Although this article, and others like it, grossly underestimate the true level of efficiency of Russia’s nuclear arsenal, not to mention China’s own achievements in the nuclear realm, the argument naturally did not go down well in Moscow and Beijing. Actually, such hubristic articles make it much more understandable why Moscow remains vehemently opposed to any U.S. missile defense systems in its sphere of influence.

Furthermore, such irresponsible analysis, which has no small degree of influence in the political realm, practically forced China and Russia into some sort of limited partnership.

Unfortunately, Barack Obama being awarded a Nobel laureate will do little to erase the memory of the 8-year reign of error of the Bush administration.

Putin addresses Shanghai Cooperation Organization

On Tuesday, Prime Minister Putin addressed the Shanghai Cooperation Organization (SCO), a regional international entity comprising Kazakhstan, China, Kyrgyzstan, Russia, Tajikistan and Uzbekistan.

Mongolia, India, Iran and Pakistan have been granted observer status in the organization.

Founded in Shanghai on June 15, 2001, the stated purpose of the SCO is to enhance cooperation among member states in various areas such as security, economy, transportation, culture, disaster relief and law enforcement, with security and economic cooperation the priorities.

In August 2007, during antiterrorist drills sponsored by the SCO, Putin downplayed speculation that the organization was comparable to NATO, as some analysts suggest, or that Moscow hoped to strengthen its hand in Central Asia under the auspices of the SCO.
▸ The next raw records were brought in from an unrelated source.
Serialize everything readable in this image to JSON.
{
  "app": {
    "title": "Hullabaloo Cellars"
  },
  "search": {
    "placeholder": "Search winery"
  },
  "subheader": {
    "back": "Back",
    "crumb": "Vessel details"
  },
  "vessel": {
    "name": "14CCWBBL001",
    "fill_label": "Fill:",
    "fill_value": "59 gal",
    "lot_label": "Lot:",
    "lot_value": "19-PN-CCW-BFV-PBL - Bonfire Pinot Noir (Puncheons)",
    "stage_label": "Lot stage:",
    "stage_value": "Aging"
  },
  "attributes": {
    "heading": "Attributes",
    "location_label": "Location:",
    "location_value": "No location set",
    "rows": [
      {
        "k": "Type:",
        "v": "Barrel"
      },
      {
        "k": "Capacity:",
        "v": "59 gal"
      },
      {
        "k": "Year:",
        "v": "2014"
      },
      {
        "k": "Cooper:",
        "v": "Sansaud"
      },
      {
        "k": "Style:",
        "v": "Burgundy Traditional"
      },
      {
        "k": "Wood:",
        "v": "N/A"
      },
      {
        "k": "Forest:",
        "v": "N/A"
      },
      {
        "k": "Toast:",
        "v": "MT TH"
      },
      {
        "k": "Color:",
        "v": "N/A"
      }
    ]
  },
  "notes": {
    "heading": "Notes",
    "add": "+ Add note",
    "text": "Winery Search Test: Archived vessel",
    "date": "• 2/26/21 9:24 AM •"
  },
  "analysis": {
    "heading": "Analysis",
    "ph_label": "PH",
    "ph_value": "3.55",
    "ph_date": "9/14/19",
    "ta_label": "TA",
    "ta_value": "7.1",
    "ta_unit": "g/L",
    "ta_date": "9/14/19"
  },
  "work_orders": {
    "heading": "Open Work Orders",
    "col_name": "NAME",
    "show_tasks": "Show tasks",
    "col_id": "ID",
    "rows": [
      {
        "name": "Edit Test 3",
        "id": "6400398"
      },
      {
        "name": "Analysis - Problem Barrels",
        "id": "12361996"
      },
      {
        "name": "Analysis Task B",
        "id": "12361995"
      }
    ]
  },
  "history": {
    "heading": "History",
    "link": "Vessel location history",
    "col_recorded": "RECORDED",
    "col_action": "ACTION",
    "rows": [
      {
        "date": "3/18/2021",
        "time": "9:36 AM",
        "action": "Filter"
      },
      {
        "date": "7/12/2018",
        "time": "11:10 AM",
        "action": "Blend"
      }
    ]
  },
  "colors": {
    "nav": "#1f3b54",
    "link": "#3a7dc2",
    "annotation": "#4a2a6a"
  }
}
“The comparison of the SCO to NATO does not conform to reality, and is improper in both content and form,” Putin was quoted by Itar-Tass as saying. “The SCO was established for solving border issues between Russia and China, and we have solved them successfully.”

On Tuesday, Putin urged the member-states of the SCO to step up the efficiency and coordination in foreign policy – particularly with regards to Afghanistan where US-led Coalition forces are engaged in a bloody battle with the Taliban – between the organization’s law-enforcement bodies.

“The development of the situation in our region, specifically Afghanistan and the surrounding region,” Putin said at a meeting of SCO prime ministers, “demands the stepping up of coordinated actions between the foreign ministries and law-enforcement bodies.”

The Prime Minister then called for the creation of a mechanism within the SCO to deal with the problem of drug-trafficking out of Afghanistan.

Russia has long said it is the main victim of Afghanistan heroin, which is responsible for killing up to 30,000 Russians every year. Demands by Russia for the United States to employ an aerial fumigation program have so far yielded no results.

“It is necessary to step up the formation of an efficient anti-drug mechanism within the Organization,” of which the heads of the relevant agencies agreed in May this year, Putin said.

“The foundations of international cooperation in combating drug trafficking were laid… by a number of countries, including Russia,” the Prime Minister said. “This form of work should remain in the focus of our attention.”

The Russian premier also called for “improving the efficiency of the SCO regional antiterrorist structure and starting preemptive measures against the laundering of criminal proceeds.”

Given these non-threatening, benevolent initiatives being set forth by the members of the SCO in Beijing, it seems that the West has nothing to fear from an atmosphere of enhanced relations between China and Russia, as well as the member states of the SCO.

However, the West, and especially the United States, must take some credit for pushing China and Russia into each others' arms, thus becoming hardened allies of circumstance.

Robert Bridge, RT